What does strength training mean when it comes to running?

OR why should I bother strengthening at all – I just want to run!

Running is a repetitive movement – essentially it is like hopping thousands of times. This puts stress on your muscles, your bones, your tendons – everything really. Try hopping for 1 minute on one leg – see how that feels!

And while this repetitiveness can be calming for the mind it’s not always so for the body.

As much as we’d like to place every step exactly the right way, inevitably through tiredness, poor form to start with, uneven terrain or even our footwear can mean each step can actually force muscles and bone out of alignment. And you can start with the best of intentions, but challenging yourself to run further, or faster, or for longer means that even the most solid of forms will slip. (just look at ultra-runners coming over the finish – they adopt a shuffling z-shaped appearance!)

STRENGTH

Learning from past injuries

Have you ever felt great with running – like you’re flying over the ground almost, and you take it up a level, whatever you goal, and the next thing is your knee hurts, or there’s something dodgy going on with your foot – or you wake up and your hip is agony?

This is a sure-fire sign that you have upped your running game, but your strength (your muscles) hasn’t caught up.

This can be so disheartening.

I’ve been there. 2018 was a ridiculously injury prone year for me, my knee started flaring up after a 16km Long Run in April and it didn’t stop hurting when I stopped running, it carried on. Walking from the car park to the school entrance was agony – I couldn’t weight-bear! I was terrified it was a tear that would need surgery; or worse, for me to STOP RUNNING! And with the year I had planned (20 miles 200 obstacles at Rat Race Dirty Weekend, 2 legs on the Ochil Ultra and my first marathon in October!) I didn’t want to be out of action!

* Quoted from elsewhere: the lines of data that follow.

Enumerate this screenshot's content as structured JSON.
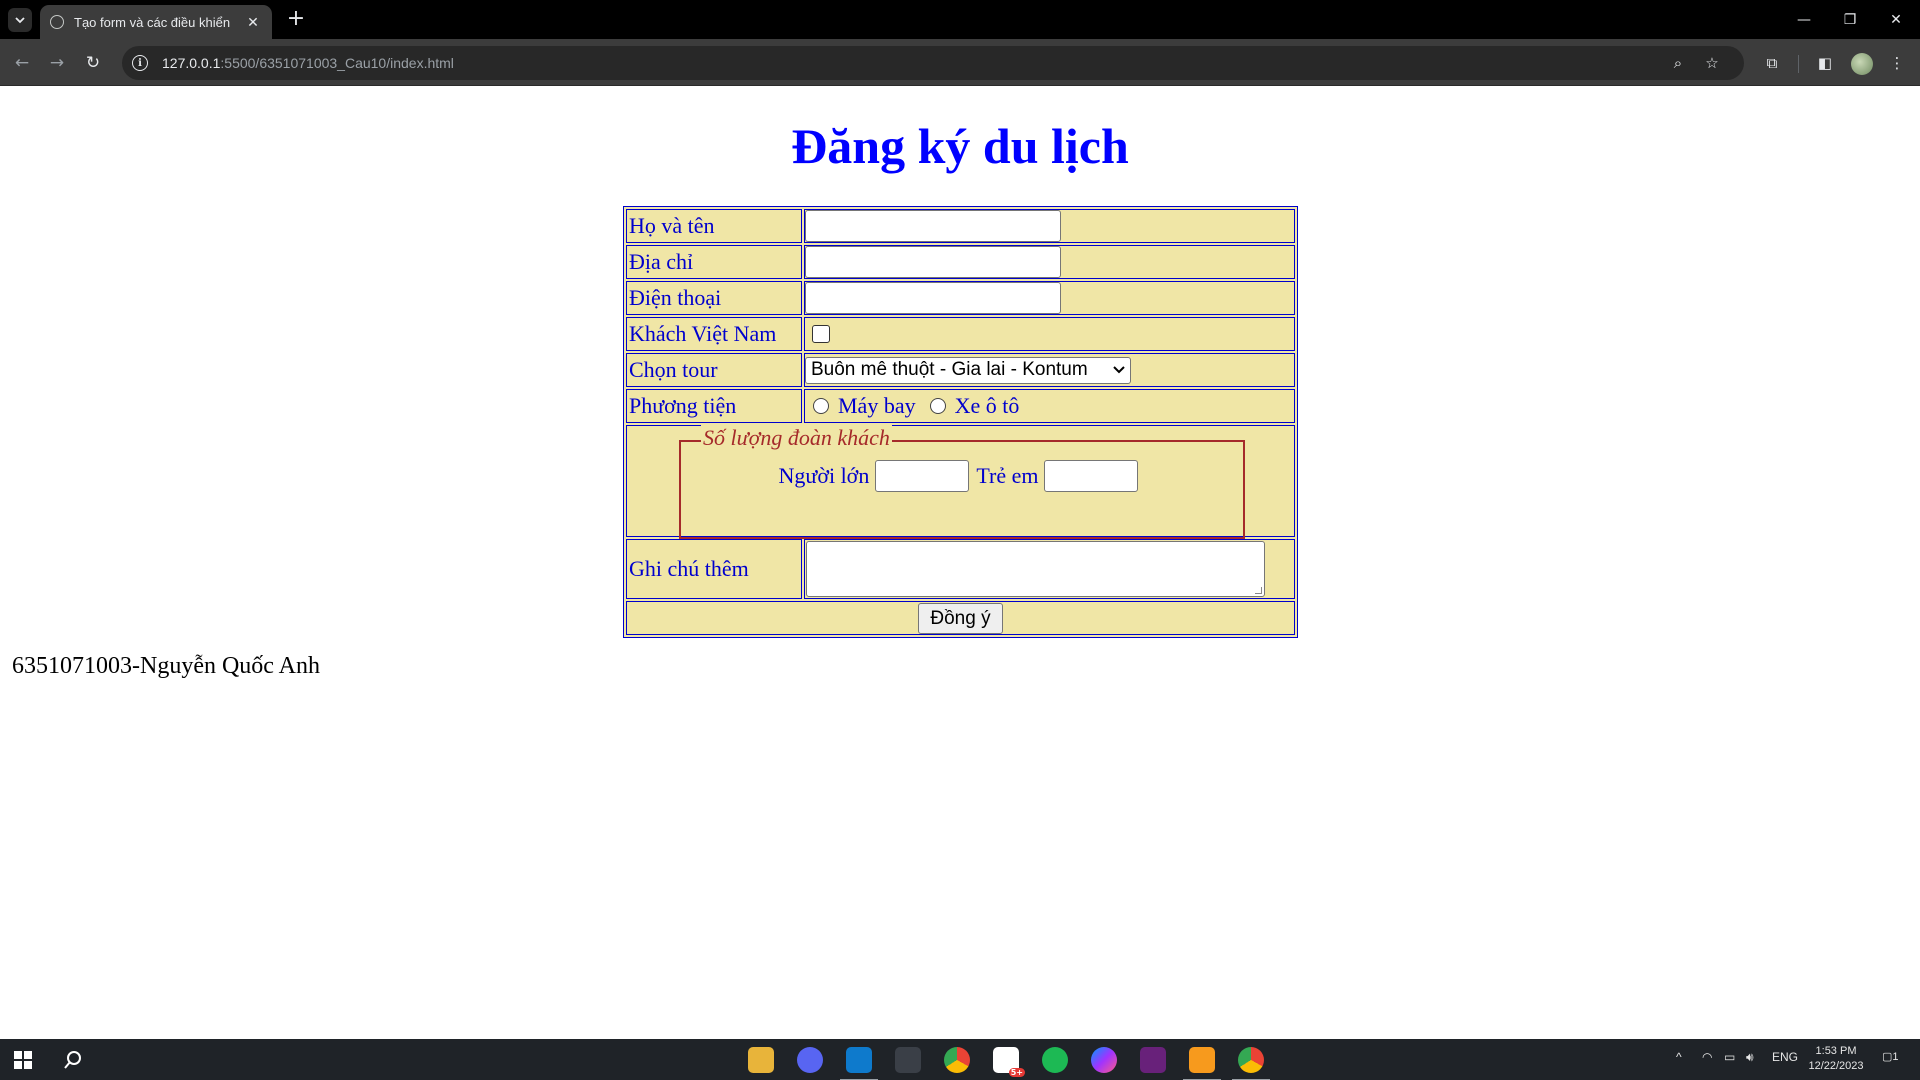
{
  "browser": {
    "tab_title": "Tạo form và các điều khiển",
    "tab_close": "✕",
    "new_tab": "+",
    "url_host": "127.0.0.1",
    "url_rest": ":5500/6351071003_Cau10/index.html",
    "icons": [
      "tab-list-icon",
      "back-icon",
      "forward-icon",
      "reload-icon",
      "site-info-icon",
      "zoom-icon",
      "bookmark-star-icon",
      "extensions-icon",
      "side-panel-icon",
      "profile-avatar",
      "menu-icon",
      "minimize-icon",
      "restore-icon",
      "close-icon"
    ]
  },
  "page": {
    "heading": "Đăng ký du lịch",
    "form": {
      "name_label": "Họ và tên",
      "name_value": "",
      "address_label": "Địa chỉ",
      "address_value": "",
      "phone_label": "Điện thoại",
      "phone_value": "",
      "vietnamese_label": "Khách Việt Nam",
      "vietnamese_checked": false,
      "tour_label": "Chọn tour",
      "tour_selected": "Buôn mê thuột - Gia lai - Kontum",
      "transport_label": "Phương tiện",
      "transport_options": [
        "Máy bay",
        "Xe ô tô"
      ],
      "transport_selected": null,
      "group_legend": "Số lượng đoàn khách",
      "adults_label": "Người lớn",
      "adults_value": "",
      "children_label": "Trẻ em",
      "children_value": "",
      "notes_label": "Ghi chú thêm",
      "notes_value": "",
      "submit_label": "Đồng ý"
    },
    "footer": "6351071003-Nguyễn Quốc Anh",
    "colors": {
      "heading": "#0000ff",
      "labels": "#0000cd",
      "table_bg": "#f0e6a6",
      "fieldset_border": "#a52a2a"
    }
  },
  "taskbar": {
    "apps": [
      "windows-start-icon",
      "search-icon",
      "file-explorer-icon",
      "discord-icon",
      "vscode-icon",
      "app-icon",
      "chrome-icon",
      "zalo-icon",
      "spotify-icon",
      "messenger-icon",
      "visual-studio-icon",
      "sublime-icon",
      "chrome-active-icon"
    ],
    "zalo_badge": "5+",
    "language": "ENG",
    "time": "1:53 PM",
    "date": "12/22/2023",
    "notification_count": "1"
  }
}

Rat Race was so painful and after 6 miles of running, it became clear that anything faster than a hobble was out of the question. I managed at least 150 obstacles and limped over the finish line in a completely un-record-breaking 8 ½ hours! After an MRI and some sessions with the osteopath I was told it was ‘wear’ on my knee joint thank god! So, rest and allowing it to repair was the strategy, and this worked – for a while.

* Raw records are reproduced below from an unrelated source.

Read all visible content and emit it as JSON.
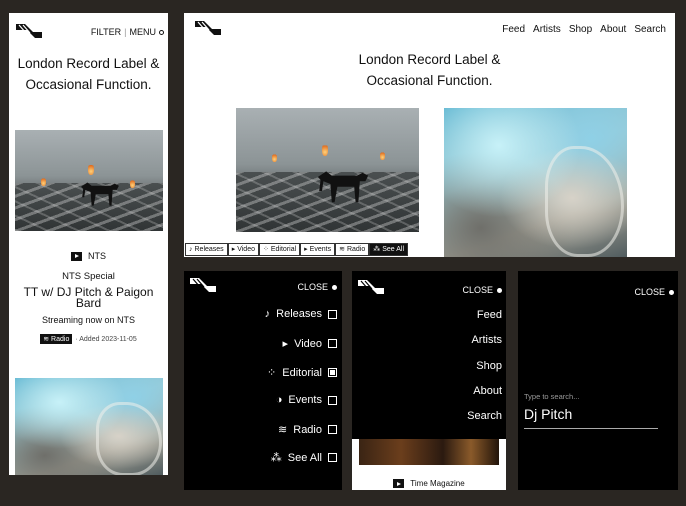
{
  "mobile_home": {
    "nav": {
      "filter": "FILTER",
      "separator": "|",
      "menu": "MENU",
      "menu_icon": "circle-icon"
    },
    "tagline_line1": "London Record Label &",
    "tagline_line2": "Occasional Function.",
    "feature": {
      "source": "NTS",
      "type": "NTS Special",
      "title": "TT w/ DJ Pitch & Paigon Bard",
      "subtitle": "Streaming now on NTS",
      "category": "≋ Radio",
      "added": "· Added 2023-11-05"
    }
  },
  "desktop_home": {
    "nav": [
      "Feed",
      "Artists",
      "Shop",
      "About",
      "Search"
    ],
    "tagline_line1": "London Record Label &",
    "tagline_line2": "Occasional Function.",
    "filters": [
      {
        "icon": "♪",
        "label": "Releases",
        "active": false
      },
      {
        "icon": "▸",
        "label": "Video",
        "active": false
      },
      {
        "icon": "⁘",
        "label": "Editorial",
        "active": false
      },
      {
        "icon": "▸",
        "label": "Events",
        "active": false
      },
      {
        "icon": "≋",
        "label": "Radio",
        "active": false
      },
      {
        "icon": "⁂",
        "label": "See All",
        "active": true
      }
    ]
  },
  "filter_menu": {
    "close": "CLOSE",
    "items": [
      {
        "icon": "♪",
        "label": "Releases",
        "checked": false
      },
      {
        "icon": "▸",
        "label": "Video",
        "checked": false
      },
      {
        "icon": "⁘",
        "label": "Editorial",
        "checked": true
      },
      {
        "icon": "◑",
        "label": "Events",
        "checked": false
      },
      {
        "icon": "≋",
        "label": "Radio",
        "checked": false
      },
      {
        "icon": "⁂",
        "label": "See All",
        "checked": false
      }
    ]
  },
  "nav_menu": {
    "close": "CLOSE",
    "items": [
      "Feed",
      "Artists",
      "Shop",
      "About",
      "Search"
    ],
    "peek_text": "Time Magazine"
  },
  "search_menu": {
    "close": "CLOSE",
    "placeholder": "Type to search...",
    "query": "Dj Pitch"
  },
  "colors": {
    "background": "#2a2622",
    "panel_light": "#ffffff",
    "panel_dark": "#000000"
  }
}
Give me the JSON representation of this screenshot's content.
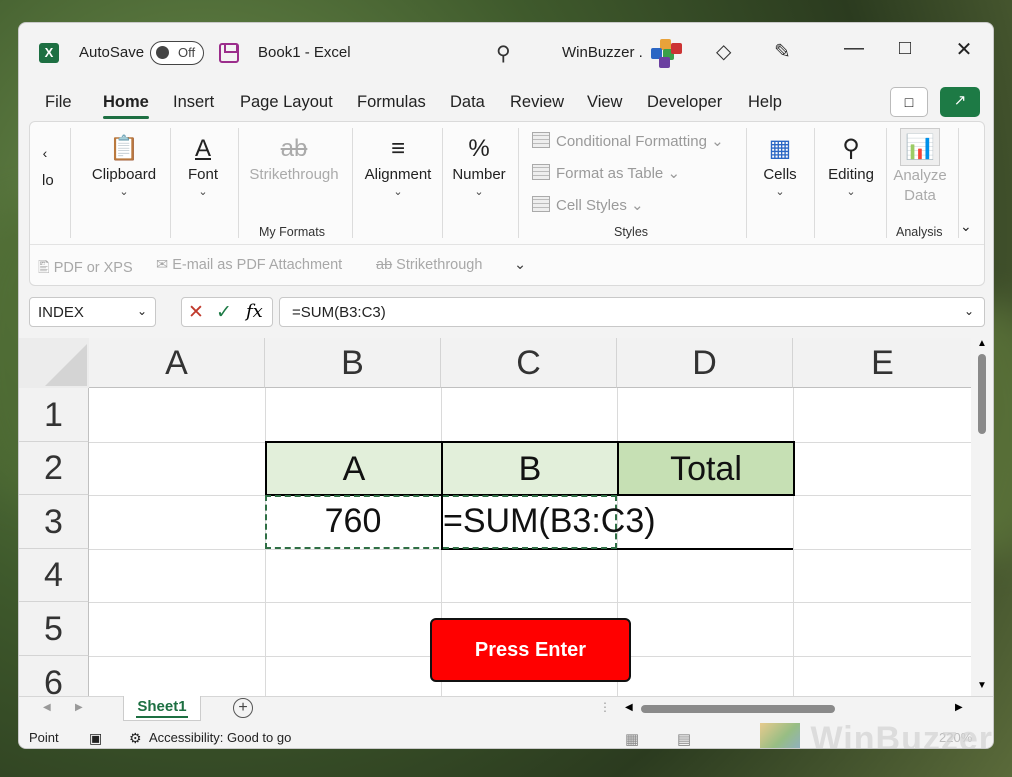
{
  "titlebar": {
    "autosave_label": "AutoSave",
    "autosave_state": "Off",
    "doc_title": "Book1  -  Excel",
    "user_name": "WinBuzzer ."
  },
  "menu": [
    "File",
    "Home",
    "Insert",
    "Page Layout",
    "Formulas",
    "Data",
    "Review",
    "View",
    "Developer",
    "Help"
  ],
  "ribbon": {
    "clipboard": "Clipboard",
    "font": "Font",
    "strikethrough": "Strikethrough",
    "my_formats_label": "My Formats",
    "alignment": "Alignment",
    "number": "Number",
    "conditional_formatting": "Conditional Formatting",
    "format_as_table": "Format as Table",
    "cell_styles": "Cell Styles",
    "styles_label": "Styles",
    "cells": "Cells",
    "editing": "Editing",
    "analyze_data_line1": "Analyze",
    "analyze_data_line2": "Data",
    "analysis_label": "Analysis",
    "undo_fragment": "lo"
  },
  "qat": {
    "pdf_xps": "PDF or XPS",
    "email_pdf": "E-mail as PDF Attachment",
    "strikethrough": "Strikethrough"
  },
  "formula_bar": {
    "name_box": "INDEX",
    "formula": "=SUM(B3:C3)"
  },
  "grid": {
    "columns": [
      "A",
      "B",
      "C",
      "D",
      "E"
    ],
    "rows": [
      "1",
      "2",
      "3",
      "4",
      "5",
      "6"
    ],
    "b2": "A",
    "c2": "B",
    "d2": "Total",
    "b3": "760",
    "c3": "=SUM(B3:C3)"
  },
  "callout": "Press Enter",
  "sheet_tab": "Sheet1",
  "status": {
    "mode": "Point",
    "accessibility": "Accessibility: Good to go",
    "zoom": "220%"
  },
  "watermark": "WinBuzzer",
  "colors": {
    "excel_green": "#1d6f42",
    "header_fill": "#e2efda",
    "total_fill": "#c6e0b4",
    "callout_red": "#ff0000"
  }
}
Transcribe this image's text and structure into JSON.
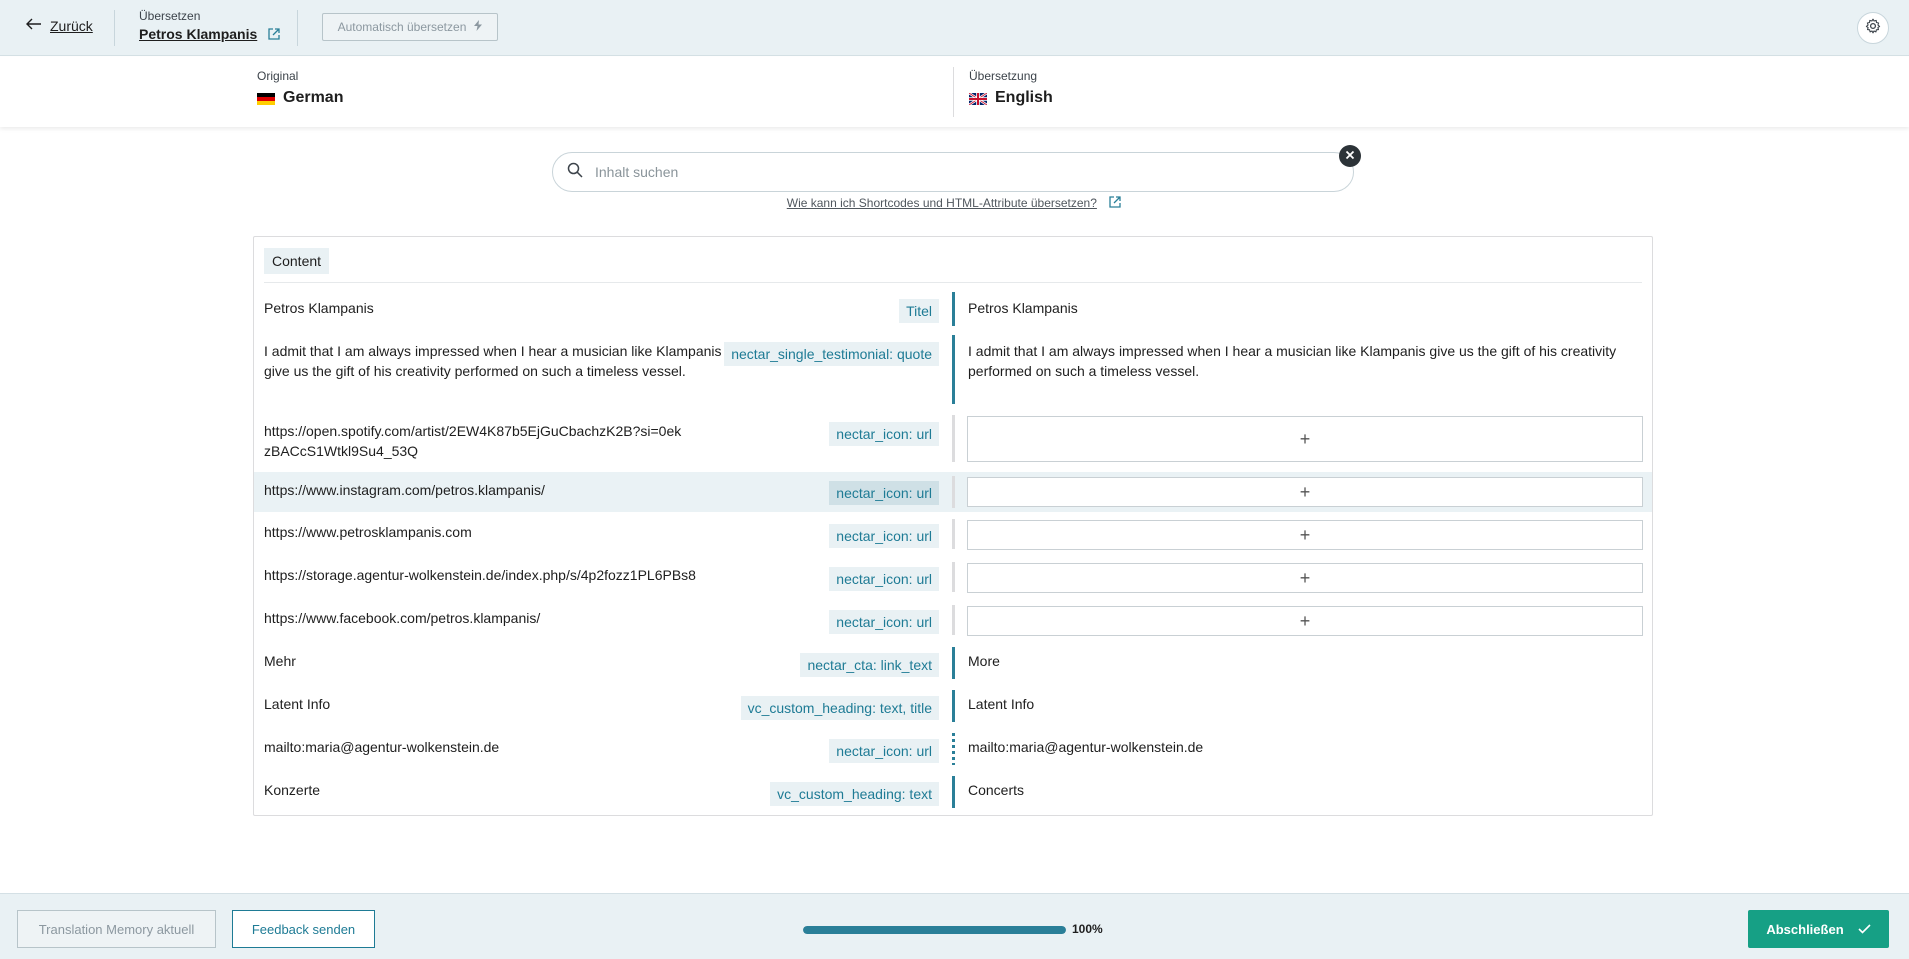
{
  "topbar": {
    "back_label": "Zurück",
    "crumb_label": "Übersetzen",
    "post_title": "Petros Klampanis",
    "auto_translate_label": "Automatisch übersetzen"
  },
  "languages": {
    "original_label": "Original",
    "original_name": "German",
    "translation_label": "Übersetzung",
    "translation_name": "English"
  },
  "search": {
    "placeholder": "Inhalt suchen",
    "help_link": "Wie kann ich Shortcodes und HTML-Attribute übersetzen?"
  },
  "section": {
    "label": "Content"
  },
  "rows": [
    {
      "source": "Petros Klampanis",
      "tag": "Titel",
      "target": "Petros Klampanis"
    },
    {
      "source": "I admit that I am always impressed when I hear a musician like Klampanis give us the gift of his creativity performed on such a timeless vessel.",
      "tag": "nectar_single_testimonial: quote",
      "target": "I admit that I am always impressed when I hear a musician like Klampanis give us the gift of his creativity performed on such a timeless vessel."
    },
    {
      "source": "https://open.spotify.com/artist/2EW4K87b5EjGuCbachzK2B?si=0ekzBACcS1Wtkl9Su4_53Q",
      "tag": "nectar_icon: url",
      "target": ""
    },
    {
      "source": "https://www.instagram.com/petros.klampanis/",
      "tag": "nectar_icon: url",
      "target": ""
    },
    {
      "source": "https://www.petrosklampanis.com",
      "tag": "nectar_icon: url",
      "target": ""
    },
    {
      "source": "https://storage.agentur-wolkenstein.de/index.php/s/4p2fozz1PL6PBs8",
      "tag": "nectar_icon: url",
      "target": ""
    },
    {
      "source": "https://www.facebook.com/petros.klampanis/",
      "tag": "nectar_icon: url",
      "target": ""
    },
    {
      "source": "Mehr",
      "tag": "nectar_cta: link_text",
      "target": "More"
    },
    {
      "source": "Latent Info",
      "tag": "vc_custom_heading: text, title",
      "target": "Latent Info"
    },
    {
      "source": "mailto:maria@agentur-wolkenstein.de",
      "tag": "nectar_icon: url",
      "target": "mailto:maria@agentur-wolkenstein.de"
    },
    {
      "source": "Konzerte",
      "tag": "vc_custom_heading: text",
      "target": "Concerts"
    }
  ],
  "add_symbol": "+",
  "footer": {
    "tm_label": "Translation Memory aktuell",
    "feedback_label": "Feedback senden",
    "progress_value": 100,
    "progress_text": "100%",
    "done_label": "Abschließen"
  },
  "colors": {
    "accent": "#2a7f98",
    "tag_text": "#1e7b95",
    "done": "#16a085",
    "header_bg": "#e9f1f4"
  },
  "icons": [
    "arrow-left-icon",
    "external-link-icon",
    "lightning-icon",
    "gear-icon",
    "flag-germany-icon",
    "flag-uk-icon",
    "search-icon",
    "close-icon",
    "plus-icon",
    "check-icon"
  ]
}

Then in September I jumped off an obstacle at X-Runner (something they strongly advise against!) and landed on something hard. My foot was fooked. I couldn’t stand on it! Just limp AGAIN! I took the difficult decision to still run the Sheffield 10k the following day – it was the final run for my 10k runners – which in hindsight was stupid (yes Julie you were right!) but I don’t regret it! I have run that 10km with my 10k peeps ever since I started that programme and I wasn’t about to break my streak!

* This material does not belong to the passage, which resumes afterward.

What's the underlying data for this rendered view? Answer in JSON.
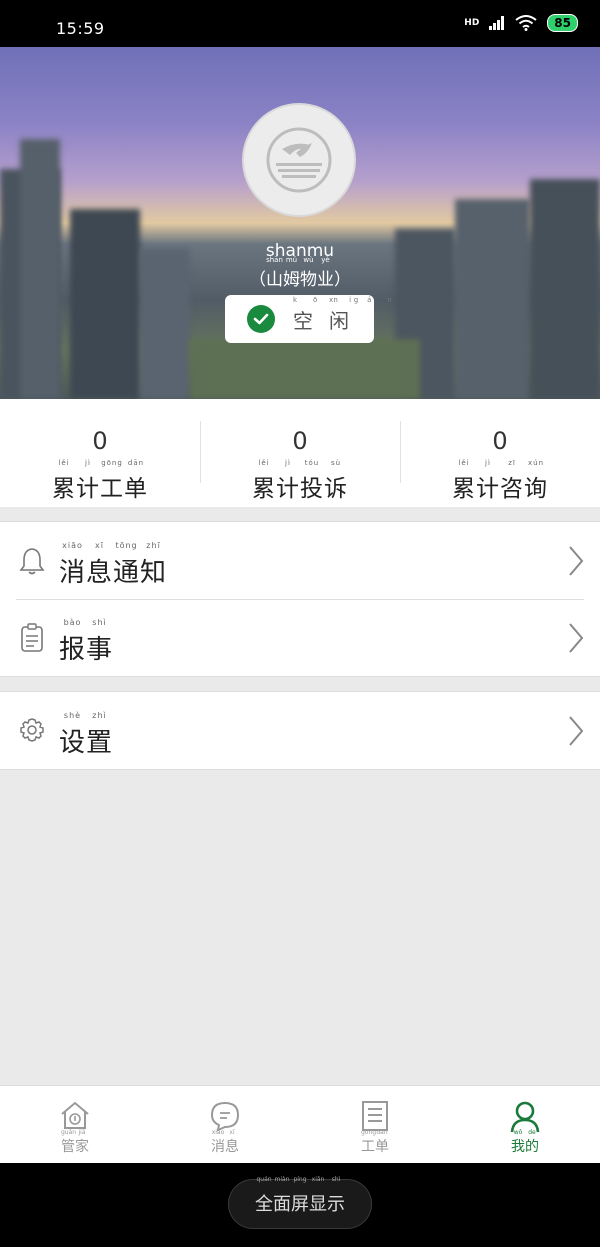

Not going to lie, it was painful, very painful and even though I did rest up after that weekend’s 20km fun the following weekend was the Ochil Ultra. 20 miles, technical terrain, a team counting on me….no way I was going to bail! Awesome first 10 miles, total torture 2nd 10 miles. Foot hurt and because my body was adjusting away from the pain, this had the knock-on effect of putting my leg back out of alignment so guess what? The knee started hurting again.

My first ever marathon (Kielder the weekend after the Ochil Ultra) was never going to happen in this state – so I struggled through 8 miles of pain and called it quits, with the determination to return, once my injuries were healed and muscles correctly prepared.

This is what our bodies do. They attempt to minimise our pain. Our bodies don’t know that what gets put slightly out of whack today to save pain will cause you bucket-loads of pain down the road.

Long story short (too late!) the time to tackle this is NOW.

STRENGTH

What does strength training mean when it comes to running?

As a runner – you must continually work to make sure your technique is correct, that your form is right (and by ‘right’ I mean energy efficient and in alignment; where it SHOULD be) AND that the muscles you’re using are robust, strong and in perfect alignment.

If you have strong quads and hams keeping your knee joints in place, not moving around, you’ll prevent wear and tear on the cartilage. If you keep your other muscles in your legs strong (anterior tibialis, iliopsoas, calf muscles) you’ll keep your shin bones and ankles where they need to be; meaning you’re less likely to go over. And by strengthening your glutes you’ll use them properly (e.g. powering up hills) meaning your back will be correctly supported and your other muscles (quads etc) won’t get tired out by doing double the work. Strong hips work in conjunction with glutes and bigger leg muscles, basically keeping the chain going (mobility in hips is key).

And it’s not just the lower body! Strong arms can improve your speed and ALWAYS ALWAYS ALWAYS work on your core strength! Your core keeps your posture upright, conserving energy and absorbing the impact from the continual movement. Your core fitness is the foundation to all fitness. In my opinion if you are forced to stop running for whatever reason (unless it’s like death/ coma or full body cast) you should still be able to do your core exercises – NO EXCUSE!

I hope this has helped drill into you just how important strength training is to keep you running and prevent injury.

The next article goes into detail on which muscles to target and the types of exercises that are best!